- According to recently released report by the World Meteorological Organisation (WMO), the increase in CO2 from 2019 to 2020 was slightly lower than that observed from 2018 to 2019 but higher than the average annual growth rate over the last decade.
- This is despite the approximately 5.6% drop in fossil fuel CO2 emissions in 2020 due to restrictions related to the pandemic.
- Ahead of COP 26, where the countries will attempt to negotiate ways to stem global greenhouse gas emissions, updated data shows that the pandemic disruption in 2020 didn’t significantly decrease overall greenhouse gas emissions.
- For methane, the increase from 2019 to 2020 was higher than that observed from 2018 to 2019 and also higher than the average annual growth rate over the last decade.
- For nitrous oxides also, the increase was higher and also than the average annual growth rate over the past 10 years.
- The National Oceanic and Atmospheric Administration’s (NOAA) Annual Greenhouse Gas Index (AGGI) shows that from 1990 to 2020, radiative forcing by long-lived greenhouse gases (LLGHGs) increased by 47%, with CO2 accounting for about 80% of this increase.
- Concentration of carbon dioxide (CO2), the most significant greenhouse gas, reached 413.2 ppm in 2020 and is 149% of the pre-industrial level.
- Methane (CH4) is 262% and nitrous oxide (N2O) is 123% of the levels in 1,750 when human activities started disrupting earth’s natural equilibrium.

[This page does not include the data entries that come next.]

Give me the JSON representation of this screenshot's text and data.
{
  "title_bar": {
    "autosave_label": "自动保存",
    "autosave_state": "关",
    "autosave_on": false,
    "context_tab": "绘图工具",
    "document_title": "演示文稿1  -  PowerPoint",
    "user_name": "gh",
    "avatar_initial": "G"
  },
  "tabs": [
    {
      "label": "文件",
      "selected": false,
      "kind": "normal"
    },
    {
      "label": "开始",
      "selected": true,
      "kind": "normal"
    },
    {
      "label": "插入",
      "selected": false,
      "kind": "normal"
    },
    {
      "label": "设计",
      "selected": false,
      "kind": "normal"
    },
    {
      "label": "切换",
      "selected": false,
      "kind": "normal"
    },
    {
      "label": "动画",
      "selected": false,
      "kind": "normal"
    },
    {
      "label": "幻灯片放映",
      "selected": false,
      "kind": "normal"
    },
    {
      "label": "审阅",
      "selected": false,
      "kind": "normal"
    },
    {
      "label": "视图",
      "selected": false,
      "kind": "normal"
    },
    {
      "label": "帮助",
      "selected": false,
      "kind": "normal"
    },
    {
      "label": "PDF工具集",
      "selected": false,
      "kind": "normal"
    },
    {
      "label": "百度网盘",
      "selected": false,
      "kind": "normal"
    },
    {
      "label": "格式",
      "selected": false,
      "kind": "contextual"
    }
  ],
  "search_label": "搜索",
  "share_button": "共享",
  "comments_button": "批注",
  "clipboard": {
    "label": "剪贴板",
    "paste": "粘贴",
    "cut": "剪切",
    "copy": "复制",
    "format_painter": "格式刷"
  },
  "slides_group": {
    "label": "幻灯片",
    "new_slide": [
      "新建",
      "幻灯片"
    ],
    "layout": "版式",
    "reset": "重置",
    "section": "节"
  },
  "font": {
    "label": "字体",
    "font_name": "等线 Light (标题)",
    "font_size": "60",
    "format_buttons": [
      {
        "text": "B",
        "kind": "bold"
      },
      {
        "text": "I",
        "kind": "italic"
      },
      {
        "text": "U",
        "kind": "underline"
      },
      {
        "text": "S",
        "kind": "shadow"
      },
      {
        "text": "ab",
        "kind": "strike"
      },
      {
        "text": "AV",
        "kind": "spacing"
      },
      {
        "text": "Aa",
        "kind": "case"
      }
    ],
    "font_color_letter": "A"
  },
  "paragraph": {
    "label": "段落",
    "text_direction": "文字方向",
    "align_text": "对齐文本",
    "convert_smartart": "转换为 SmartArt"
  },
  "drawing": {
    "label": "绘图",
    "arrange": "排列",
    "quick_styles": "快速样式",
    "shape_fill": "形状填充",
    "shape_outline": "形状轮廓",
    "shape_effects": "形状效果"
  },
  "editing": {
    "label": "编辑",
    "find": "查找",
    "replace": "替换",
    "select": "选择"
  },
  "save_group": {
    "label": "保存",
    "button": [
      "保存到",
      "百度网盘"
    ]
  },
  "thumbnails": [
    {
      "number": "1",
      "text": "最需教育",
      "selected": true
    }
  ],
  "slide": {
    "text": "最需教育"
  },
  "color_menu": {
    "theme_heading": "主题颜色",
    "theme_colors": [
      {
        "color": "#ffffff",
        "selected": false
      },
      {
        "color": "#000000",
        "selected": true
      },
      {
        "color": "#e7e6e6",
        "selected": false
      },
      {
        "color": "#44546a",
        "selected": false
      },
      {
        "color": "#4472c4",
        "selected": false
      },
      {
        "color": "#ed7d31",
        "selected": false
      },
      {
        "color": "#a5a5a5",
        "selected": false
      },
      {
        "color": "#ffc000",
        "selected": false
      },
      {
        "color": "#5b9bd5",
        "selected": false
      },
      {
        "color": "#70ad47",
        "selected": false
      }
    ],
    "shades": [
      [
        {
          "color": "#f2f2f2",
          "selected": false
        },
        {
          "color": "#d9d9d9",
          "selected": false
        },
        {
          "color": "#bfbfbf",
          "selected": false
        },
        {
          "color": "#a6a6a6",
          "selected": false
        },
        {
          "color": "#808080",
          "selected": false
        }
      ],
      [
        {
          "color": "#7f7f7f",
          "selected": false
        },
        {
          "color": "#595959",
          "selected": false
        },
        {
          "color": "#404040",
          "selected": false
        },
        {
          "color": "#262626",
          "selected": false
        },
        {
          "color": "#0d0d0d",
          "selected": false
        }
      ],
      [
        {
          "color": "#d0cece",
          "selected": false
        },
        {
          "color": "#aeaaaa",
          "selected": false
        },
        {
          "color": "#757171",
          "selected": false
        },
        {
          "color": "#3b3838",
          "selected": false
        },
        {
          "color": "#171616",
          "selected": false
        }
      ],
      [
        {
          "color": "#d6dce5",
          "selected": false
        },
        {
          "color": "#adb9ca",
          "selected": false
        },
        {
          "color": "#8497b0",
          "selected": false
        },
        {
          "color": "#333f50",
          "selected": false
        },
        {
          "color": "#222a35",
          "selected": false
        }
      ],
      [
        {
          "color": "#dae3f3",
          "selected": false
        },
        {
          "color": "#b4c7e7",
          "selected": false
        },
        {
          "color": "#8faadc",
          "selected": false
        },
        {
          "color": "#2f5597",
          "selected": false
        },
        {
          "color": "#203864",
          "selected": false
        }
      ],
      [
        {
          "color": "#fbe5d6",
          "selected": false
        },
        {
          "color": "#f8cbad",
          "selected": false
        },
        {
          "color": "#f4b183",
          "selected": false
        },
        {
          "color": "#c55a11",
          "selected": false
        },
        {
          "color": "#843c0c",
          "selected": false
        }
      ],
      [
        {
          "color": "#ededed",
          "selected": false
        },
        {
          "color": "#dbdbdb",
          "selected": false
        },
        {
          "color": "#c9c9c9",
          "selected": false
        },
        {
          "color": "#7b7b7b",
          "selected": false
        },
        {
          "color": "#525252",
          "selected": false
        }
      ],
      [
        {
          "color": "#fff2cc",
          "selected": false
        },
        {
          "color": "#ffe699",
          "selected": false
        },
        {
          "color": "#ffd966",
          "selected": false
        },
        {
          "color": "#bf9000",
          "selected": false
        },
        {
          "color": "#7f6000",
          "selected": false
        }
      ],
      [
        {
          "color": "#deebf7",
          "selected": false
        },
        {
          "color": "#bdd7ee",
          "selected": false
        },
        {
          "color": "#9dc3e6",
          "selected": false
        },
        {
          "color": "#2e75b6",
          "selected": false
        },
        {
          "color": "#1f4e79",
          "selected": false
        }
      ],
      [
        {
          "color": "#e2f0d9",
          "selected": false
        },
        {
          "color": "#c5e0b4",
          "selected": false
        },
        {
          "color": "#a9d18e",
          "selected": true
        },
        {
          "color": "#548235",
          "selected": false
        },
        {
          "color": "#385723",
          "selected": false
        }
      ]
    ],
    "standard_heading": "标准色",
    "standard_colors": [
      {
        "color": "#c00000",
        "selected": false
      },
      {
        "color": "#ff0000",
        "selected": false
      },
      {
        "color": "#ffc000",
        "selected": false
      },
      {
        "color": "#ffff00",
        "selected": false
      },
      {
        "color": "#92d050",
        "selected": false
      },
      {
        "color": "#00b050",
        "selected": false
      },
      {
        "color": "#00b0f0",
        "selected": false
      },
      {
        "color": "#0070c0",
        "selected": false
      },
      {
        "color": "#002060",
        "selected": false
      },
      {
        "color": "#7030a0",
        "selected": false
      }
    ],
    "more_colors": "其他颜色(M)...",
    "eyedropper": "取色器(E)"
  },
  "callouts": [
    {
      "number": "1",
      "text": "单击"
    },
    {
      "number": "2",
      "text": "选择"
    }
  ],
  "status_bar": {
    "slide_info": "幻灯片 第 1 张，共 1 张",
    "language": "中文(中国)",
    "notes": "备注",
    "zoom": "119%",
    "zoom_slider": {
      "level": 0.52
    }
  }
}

- Roughly half of the CO2 emitted by human activities today remains in the atmosphere. The other half is taken up by oceans and land ecosystems.
- According to report, the ability of land ecosystems and oceans to act as ‘sinks’ may become less effective in future, thus reducing their ability to absorb CO2 and act as a buffer against larger temperature increase.
- From 1990 to 2020, radiative forcing — the warming effect on our climate — by long-lived greenhouse gases increased by 47%, with CO2 accounting for about 80% of this increase. The numbers are based on monitoring by WMO’s Global Atmosphere Watch network.
- The Greenhouse Gas Bulletin by WMO contains a stark, scientific message for climate change negotiators at COP26.
- At the current rate of increase in greenhouse gas concentrations, humans will see a temperature increase by the end of this century far in excess of the Paris Agreement targets of 1.5 to 2 degrees Celsius above pre-industrial levels.
- The amount of CO2 in the atmosphere breached the milestone of 400 ppm in 2015. And just five years later, it exceeded 413 ppm.
Silver Forget-me-not butterfly
- A rare butterfly species, called the Silver Forget-Me-Not (FMN), has been spotted twice inside the Srivilliputhur-Meghamalai Tiger Reserve in Virudhunagar district.
- The butterfly was first sighted inside the Srivilliputhur grizzled squirrel sanctuary, and was again seen near the Ayyanar Falls by a team from the Rhopalocera and Odonata Association of Rajapalayam (ROAR).
- It was validated as the 318th species of butterflies found in Tamil Nadu.
- The species is not known to be migratory in nature. Indigosa is its food plant and probably, the Silver FMN is overlooked due to its resemblance to the Common FMN.
- Both are silver in colour with a spot on the forewing. The slight variation in the discal bands, colour of the Upper wing and position of the spot determines the species.
- The common FMN is bluish-silver with a spot in the middle of its two straight discal bands. The Silver FMN is pale silvery with slightly curved bands and the spot is near the upper band.
- The Silver FMN was earlier recorded in Chinnar, Kerala, in 2019; in Andaman & Nicobar Islands between 2015 and 2017 and in Sikkim, West Bengal and the Northeast States of Arunachal Pradesh, Assam, Meghalaya, Mizoram and Tripura between 2005 and 2020.